Low-cost truck tire imports, particularly those from China, have cut into domestic new-tire sales over the past five years. But they’ve had an even more dramatic effect on the U.S. retread tire industry.
Due to many Asian imports coming into the market that can compete with the cost of retreads, “over the last two years, we’re seeing a huge drop in semi tires being retreaded,” said Gary Champlin, general manager of Kansas-based Champlin Tire Recycling.
He estimates that, nationally, retreading is down 20-25% over the last two years. “In our shop, it’s even greater than that,” Champlin said.
A pre-cured retread is applied to a tire casing. (TT File Photo)
Low-cost, new-tire imports provide carriers with a price that averages one-third to one-half the cost of premium tires, which puts them squarely in the retread price range.
“The price of these Chinese tires is even less than the price of retreaded premium and budget tires,” said Marshall Martin, senior research analyst for automotive and transportation at Frost & Sullivan.
Pennsylvania-based PGT Trucking, which occasionally uses retreads on its tandem-axle trailers, recently was approached by a salesperson for a Chinese company new to the U.S. market. PGT was offered “a brand new virgin tire pretty much at the same price as a recap,” said Larry Cox, director of process improvement.
Initially, the offer seemed appealing, but Cox found holes in the company’s business model and reverted to his belief about tire quality. “Buying ‘cheap tires’ is not in our [best] interest,” he said.
Cox said that buying quality tires — either new or retreaded — from a reputable distributor means that a customer is buying product and service, and is supported by nationwide networks of repair shops, distributors and road service assistance. “That service is important to a trucking company,” he said.
Meanwhile, the retread industry has fought negative perceptions that have carried over from quality concerns in decades past. Largely, it has overcome those perceptions and the operational and manufacturing issues that caused them, as evidenced by the growing number of fleets that use retreads on at least some of their trucks. The negative perceptions of quality, in many instances, now have shifted to the low-cost new tires manufactured by China-based companies.
The boom of low-cost Chinese tires in the U.S. market a few years ago impacted the retread industry, “as fleets would prefer going for a cheap new Chinese tire over retreading an old one,” Martin said. But in recent months, that practice “has lost some of its sheen due to negative feedback, largely due to poor quality.”
Besides quality, some fleets and retreaders alike question the environmental soundness of the low-cost new market entrants.
“Truck tires that aren’t retreadable impact our environment by going to landfills immediately after they are worn out, rather than extending their life through the possibility of multiple retreads,” Michelin’s Adam Murphy said.
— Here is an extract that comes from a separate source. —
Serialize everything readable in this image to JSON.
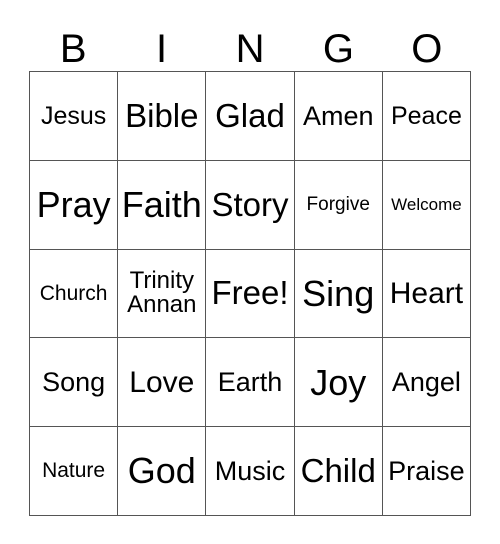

The average premium tire’s casing can be safely retreaded two to three times.
In addition, research from tire manufacturers’ retread divisions indicate that a number of new market entrants from Asia appear not to adequately meet U.S. environmental standards for tires.
With low-cost imports’ effect on the new-tire industry leveling a bit in recent months, analysts are watching for long-term trends there and on retreads. The U.S. International Trade Commission’s decision last year not to impose tariffs on Chinese tire imports is a prime factor expected to influence both markets in 2018.
It will make the new tire market more competitive “and be a threat to the already declining retreading business,” Martin said.